__Source data__.
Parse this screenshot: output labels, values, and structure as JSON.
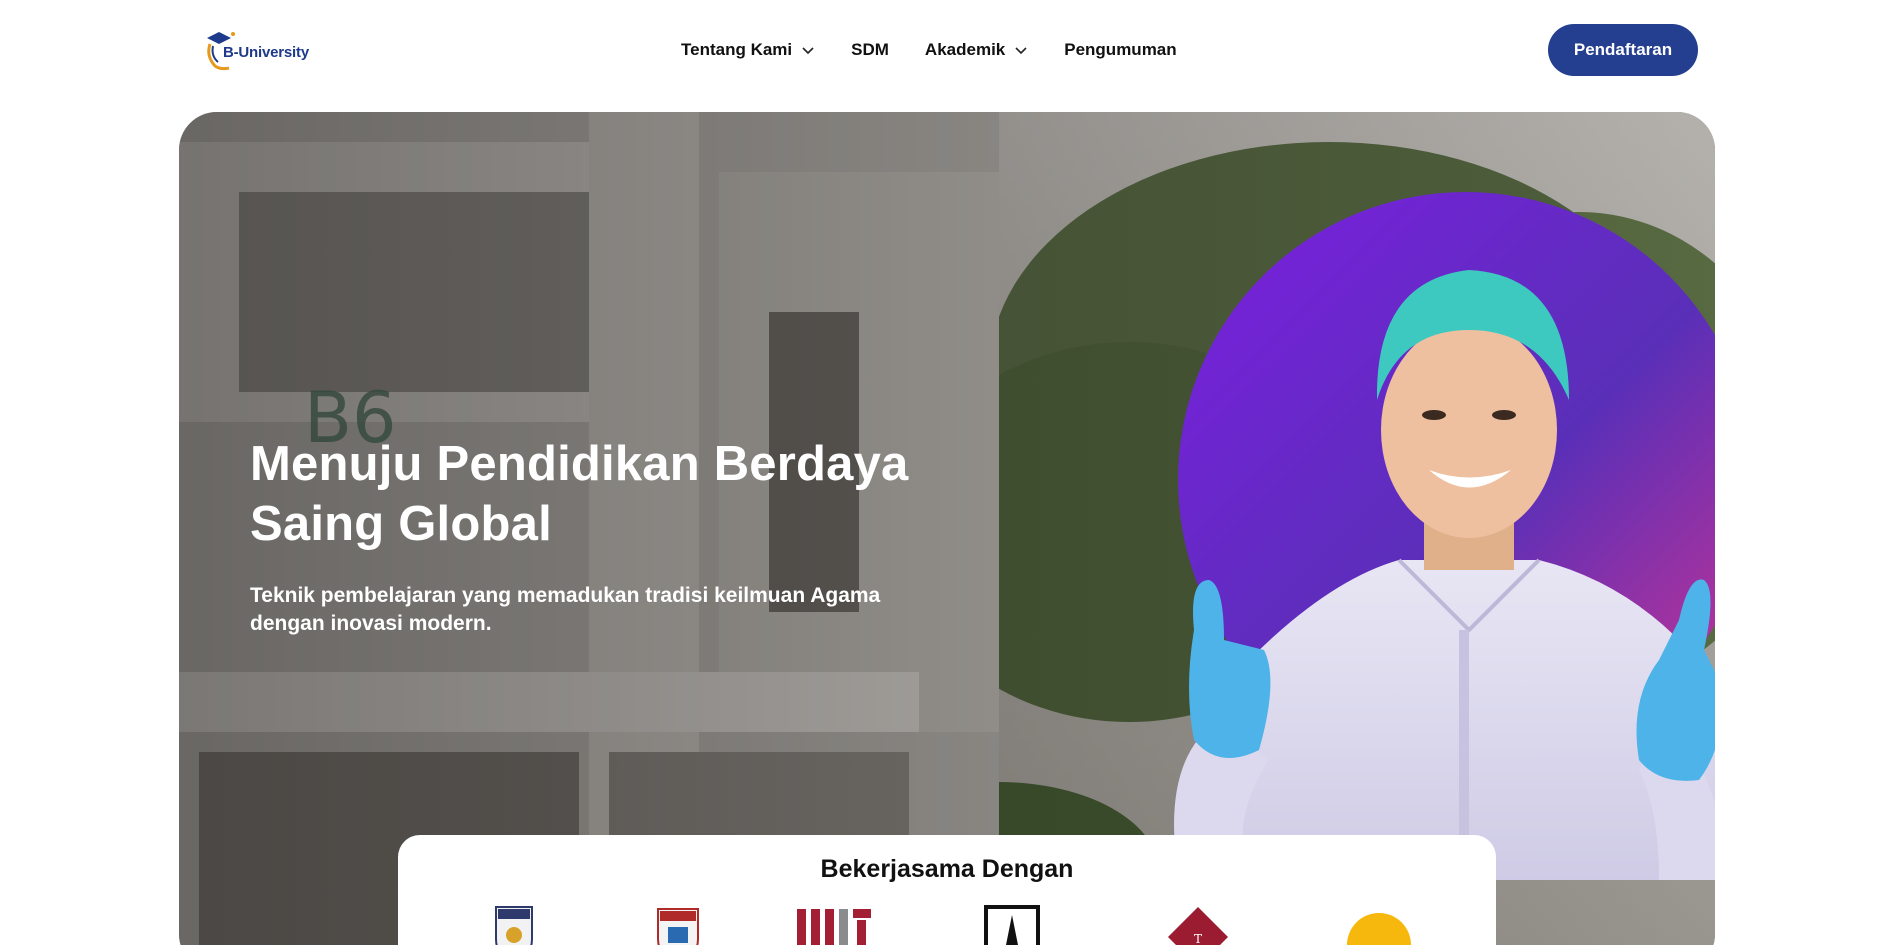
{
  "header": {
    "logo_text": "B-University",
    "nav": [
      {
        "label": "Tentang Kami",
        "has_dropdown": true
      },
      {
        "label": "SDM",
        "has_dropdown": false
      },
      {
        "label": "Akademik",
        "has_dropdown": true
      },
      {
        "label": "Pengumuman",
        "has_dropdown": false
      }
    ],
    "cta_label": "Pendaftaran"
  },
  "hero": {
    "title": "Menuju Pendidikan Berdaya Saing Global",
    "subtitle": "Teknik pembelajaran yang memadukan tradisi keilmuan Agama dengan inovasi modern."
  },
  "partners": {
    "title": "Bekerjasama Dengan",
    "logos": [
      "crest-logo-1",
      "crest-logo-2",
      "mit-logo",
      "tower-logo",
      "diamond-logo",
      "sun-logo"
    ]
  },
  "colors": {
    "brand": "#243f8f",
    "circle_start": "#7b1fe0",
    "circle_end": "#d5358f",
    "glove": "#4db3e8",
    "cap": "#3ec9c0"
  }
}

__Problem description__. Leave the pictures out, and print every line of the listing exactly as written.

__Answer to the exercise__.
Parse this screenshot: output labels, values, and structure as JSON.
{
  "header": {
    "logo_text": "B-University",
    "nav": [
      {
        "label": "Tentang Kami",
        "has_dropdown": true
      },
      {
        "label": "SDM",
        "has_dropdown": false
      },
      {
        "label": "Akademik",
        "has_dropdown": true
      },
      {
        "label": "Pengumuman",
        "has_dropdown": false
      }
    ],
    "cta_label": "Pendaftaran"
  },
  "hero": {
    "title": "Menuju Pendidikan Berdaya Saing Global",
    "subtitle": "Teknik pembelajaran yang memadukan tradisi keilmuan Agama dengan inovasi modern."
  },
  "partners": {
    "title": "Bekerjasama Dengan",
    "logos": [
      "crest-logo-1",
      "crest-logo-2",
      "mit-logo",
      "tower-logo",
      "diamond-logo",
      "sun-logo"
    ]
  },
  "colors": {
    "brand": "#243f8f",
    "circle_start": "#7b1fe0",
    "circle_end": "#d5358f",
    "glove": "#4db3e8",
    "cap": "#3ec9c0"
  }
}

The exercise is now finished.